About this task:
Extract all of the entries and give them again, word for word.

Data for processing:
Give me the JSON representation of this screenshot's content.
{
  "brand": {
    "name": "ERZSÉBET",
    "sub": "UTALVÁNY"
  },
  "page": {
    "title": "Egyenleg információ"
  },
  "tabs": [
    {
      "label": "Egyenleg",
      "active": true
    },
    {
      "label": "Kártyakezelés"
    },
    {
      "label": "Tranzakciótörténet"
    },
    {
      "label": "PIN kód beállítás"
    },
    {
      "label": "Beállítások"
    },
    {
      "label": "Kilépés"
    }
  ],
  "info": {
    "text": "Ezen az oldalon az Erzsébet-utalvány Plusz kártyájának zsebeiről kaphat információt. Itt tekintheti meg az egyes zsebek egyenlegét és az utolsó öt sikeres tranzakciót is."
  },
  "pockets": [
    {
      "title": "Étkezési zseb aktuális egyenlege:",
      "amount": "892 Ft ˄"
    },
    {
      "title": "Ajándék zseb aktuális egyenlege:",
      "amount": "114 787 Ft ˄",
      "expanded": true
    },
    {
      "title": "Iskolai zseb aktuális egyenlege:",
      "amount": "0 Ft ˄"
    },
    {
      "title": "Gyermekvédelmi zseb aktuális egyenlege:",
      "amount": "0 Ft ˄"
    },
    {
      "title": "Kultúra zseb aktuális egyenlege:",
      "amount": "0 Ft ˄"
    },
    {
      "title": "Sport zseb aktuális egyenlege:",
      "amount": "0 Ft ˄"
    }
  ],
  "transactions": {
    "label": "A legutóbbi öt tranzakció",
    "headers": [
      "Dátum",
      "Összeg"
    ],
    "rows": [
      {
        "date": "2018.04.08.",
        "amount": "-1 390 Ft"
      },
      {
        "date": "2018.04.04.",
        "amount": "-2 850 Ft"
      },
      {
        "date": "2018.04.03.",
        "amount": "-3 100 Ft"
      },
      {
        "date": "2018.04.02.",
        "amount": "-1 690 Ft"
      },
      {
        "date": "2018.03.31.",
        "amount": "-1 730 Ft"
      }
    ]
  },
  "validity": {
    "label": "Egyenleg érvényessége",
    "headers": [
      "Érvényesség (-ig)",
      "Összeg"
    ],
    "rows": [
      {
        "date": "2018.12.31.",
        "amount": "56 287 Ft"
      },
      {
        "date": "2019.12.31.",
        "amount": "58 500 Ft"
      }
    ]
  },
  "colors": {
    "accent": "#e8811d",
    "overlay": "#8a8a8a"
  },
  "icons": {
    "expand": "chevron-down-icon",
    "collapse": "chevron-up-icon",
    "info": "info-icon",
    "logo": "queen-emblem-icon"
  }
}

Exercise result:
Give me the JSON representation of this screenshot's content.
{
  "brand": {
    "name": "ERZSÉBET",
    "sub": "UTALVÁNY"
  },
  "page": {
    "title": "Egyenleg információ"
  },
  "tabs": [
    {
      "label": "Egyenleg",
      "active": true
    },
    {
      "label": "Kártyakezelés"
    },
    {
      "label": "Tranzakciótörténet"
    },
    {
      "label": "PIN kód beállítás"
    },
    {
      "label": "Beállítások"
    },
    {
      "label": "Kilépés"
    }
  ],
  "info": {
    "text": "Ezen az oldalon az Erzsébet-utalvány Plusz kártyájának zsebeiről kaphat információt. Itt tekintheti meg az egyes zsebek egyenlegét és az utolsó öt sikeres tranzakciót is."
  },
  "pockets": [
    {
      "title": "Étkezési zseb aktuális egyenlege:",
      "amount": "892 Ft ˄"
    },
    {
      "title": "Ajándék zseb aktuális egyenlege:",
      "amount": "114 787 Ft ˄",
      "expanded": true
    },
    {
      "title": "Iskolai zseb aktuális egyenlege:",
      "amount": "0 Ft ˄"
    },
    {
      "title": "Gyermekvédelmi zseb aktuális egyenlege:",
      "amount": "0 Ft ˄"
    },
    {
      "title": "Kultúra zseb aktuális egyenlege:",
      "amount": "0 Ft ˄"
    },
    {
      "title": "Sport zseb aktuális egyenlege:",
      "amount": "0 Ft ˄"
    }
  ],
  "transactions": {
    "label": "A legutóbbi öt tranzakció",
    "headers": [
      "Dátum",
      "Összeg"
    ],
    "rows": [
      {
        "date": "2018.04.08.",
        "amount": "-1 390 Ft"
      },
      {
        "date": "2018.04.04.",
        "amount": "-2 850 Ft"
      },
      {
        "date": "2018.04.03.",
        "amount": "-3 100 Ft"
      },
      {
        "date": "2018.04.02.",
        "amount": "-1 690 Ft"
      },
      {
        "date": "2018.03.31.",
        "amount": "-1 730 Ft"
      }
    ]
  },
  "validity": {
    "label": "Egyenleg érvényessége",
    "headers": [
      "Érvényesség (-ig)",
      "Összeg"
    ],
    "rows": [
      {
        "date": "2018.12.31.",
        "amount": "56 287 Ft"
      },
      {
        "date": "2019.12.31.",
        "amount": "58 500 Ft"
      }
    ]
  },
  "colors": {
    "accent": "#e8811d",
    "overlay": "#8a8a8a"
  },
  "icons": {
    "expand": "chevron-down-icon",
    "collapse": "chevron-up-icon",
    "info": "info-icon",
    "logo": "queen-emblem-icon"
  }
}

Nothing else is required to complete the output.